Mental Health Issues Common in Arthritis

Experts have long known that living with a chronic physical condition such as arthritis often impacts mental health. Now a new report from the Centers for Disease Control and Prevention (CDC) further confirms this link and finds that arthritis patients may be even more likely to experience mental distress  if they live in certain parts of the U.S.

The report, which was published earlier this month (January 2020), is an analysis of data taken from a 2017 Behavioral Risk Factor Surveillance System phone survey. The analysis focuses at 147,288 adults who said they had been diagnosed with arthritis and asked questions about their mental health.

Overall, 19 percent of arthritis patients surveyed had “frequent mental distress” and 32 percent had a history of depression. Participants were considered to have frequent mental distress if they said they were stressed, depressed, or had problems with their emotions in the two weeks prior to the survey poorly. They were deemed to have a history of depression if they said they were ever diagnosed with depression, major depression, dysthymia (persistent mild depression), or minor depression.

However, the rates of mental health problems varied substantially depending on where the respondents resided. In Hawaii, 13 percent of arthritis patients reported frequent mental distress, yet in Kentucky that number was higher than 22 percent. “States with high prevalences of frequent mental distress clustered in the Appalachian and southern states, whereas a similar geographic clustering was not observed for prevalence of a history of depression,” the authors wrote.

Women were more likely than men to report frequent mental distress or a history of depression, as were people who identified as lesbian/gay/bisexual (compared to those who identified as heterosexual).
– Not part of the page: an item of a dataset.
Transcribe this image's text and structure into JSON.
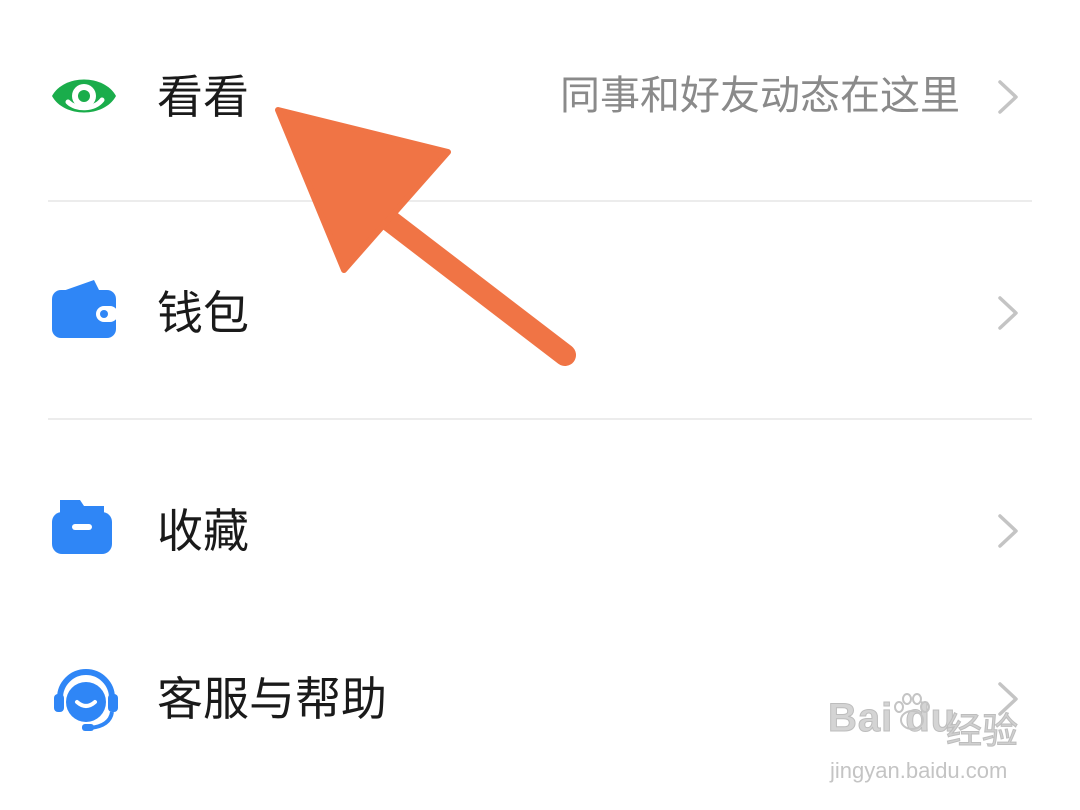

“Persons with arthritis have unique challenges because the interplay between anxiety, depression, and chronic pain is cyclical, with each having the potential to exacerbate the others,” they noted. “All adults with arthritis might benefit from systematic mental health screening by their health care team” and directed to appropriate treatment if necessary.

Found This Study Interesting? Here’s How You Can Be Part of Arthritis Research

If you are diagnosed with arthritis or another musculoskeletal condition, we encourage you to participate in future studies by joining CreakyJoints’ patient research registry, ArthritisPower. ArthritisPower is the first-ever patient-led, patient-centered research registry for joint, bone, and inflammatory skin conditions. Learn more and sign up here.

Keep Reading

Price JD, et al. State-Specific Prevalence and Characteristics of Frequent Mental Distress and History of Depression Diagnosis Among Adults with Arthritis — United States, 2017. Morbidity and Mortality Weekly Report (MMWR). January 3, 2020. doi: http://dx.doi.org/10.15585/mmwr.mm685152a1.